Jocelyn Flores has her eyes set on earning a degree in management information systems, organizing the Miss Hispanic-Latina OSU 2019 Scholarship Pageant and helping high school girls become first-generation college students.
Flores is a junior MIS major in the Spears School of Business at Oklahoma State University. She grew up in Woodward, Okla., and set her eyes on OSU during her final years in high school. She planned on joining the fashion merchandising major but fell in love with the MIS field during her first year on campus.
“I fell in love with OSU the first moment I stepped on campus,” Flores said. “The transition was made so easy by my advisor that I fell in love with it. I fell in love with all my professors, all my classes and all the resources that we have to offer here.”
Management information systems is the intersection of business and technology. As an MIS student, Flores will learn how businesses use information to improve a company’s operations, learn how to manage various information systems, create systems for finding and storing data and learn about computer databases, networks and computer security.
“For me, it's the technology and being creative and trying new things,” Flores said. “That’s what I really love about MIS. It's really challenged me, and I have been able to be more exposed and to see new things on a different side of technology other than being on my cell phone.”
Flores is one of only a handful of women in the major.
“Being a female in the major was very intimidating at first because I would walk into the classroom and there were only about five girls and 30 guys,” she said. “It was shocking to me to see that there weren't very many females in this major, but I got used to it and got a lot more confident in myself.”
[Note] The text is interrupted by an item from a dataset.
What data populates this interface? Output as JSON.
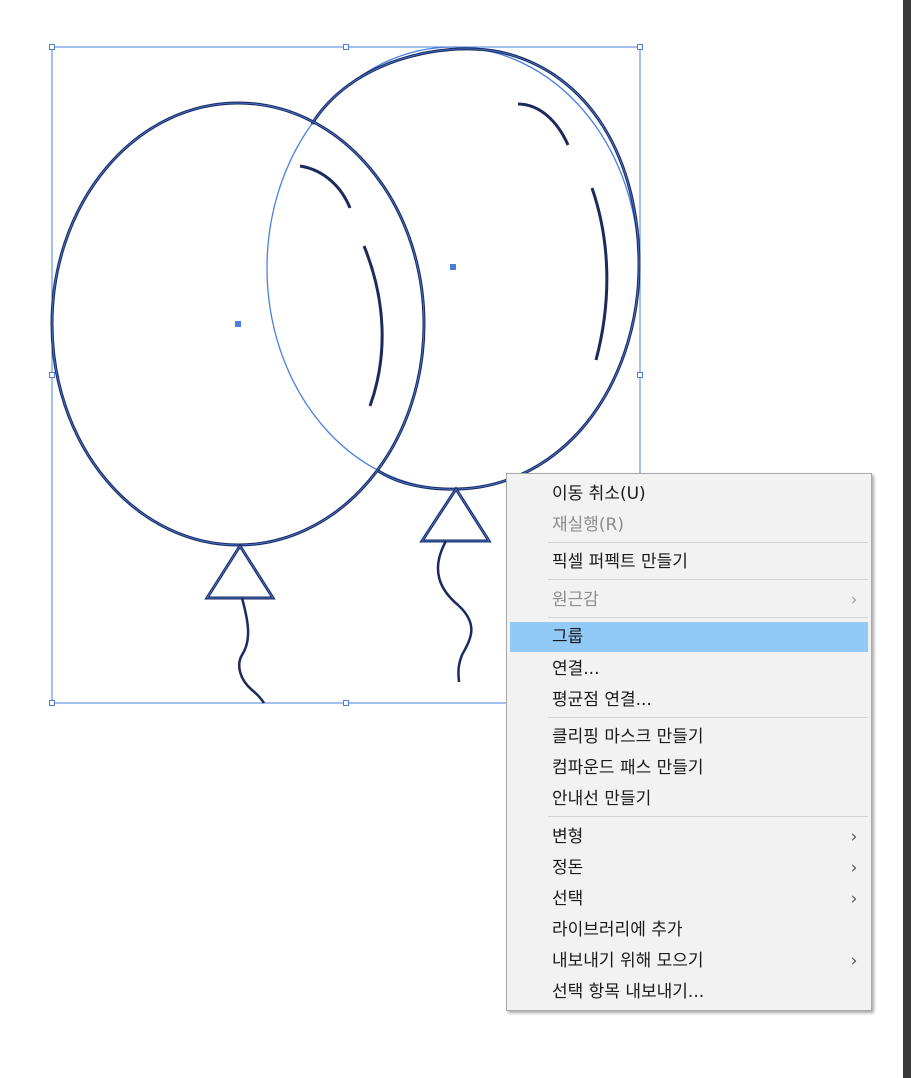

She showed her confidence off when she competed in and won the 2018 Miss Hispanic-Latina OSU Scholarship Pageant. In the competition, she was able to celebrate her Hispanic culture while promoting the platform of helping minority students achieve their dreams of attending college.
“I want to share the resources available to would-be first-generation students that feel like they can’t do it or don’t know where to start,” Flores said.
Being a first-generation student herself, Flores understands how difficult it can be to try and find the right school for them, from filling out her federal aid forms and making phone calls to finding different connections and resources. Once she came to campus for the first time, though, she knew she made the right choice.
“I have met so many resources and mentors who have helped me along the way,” she said. “I just want to be that resource to others.”
To support her platform, Flores partners with the Hispanic Society of Professional Engineers and attended one of the science nights at a middle school where she mentors students about the fields of science, technology, engineering and mathematics (STEM).
“We do little science experiments with them,” Flores said. “A lot of them come up to me and ask questions about STEM and there was actually one girl who said she wanted to go into the STEM field now when she wanted to be a writer. It was a really cool opportunity. It inspires me.”
Flores credits Spears Business with shaping her career and helping her influence other women into the STEM and business fields.
“If it wasn't for the faculty, the staff and the students here - it wouldn’t be the same,” she said. “It’s an amazing environment. Everyone is willing to help you. Everyone wants to see you succeed.”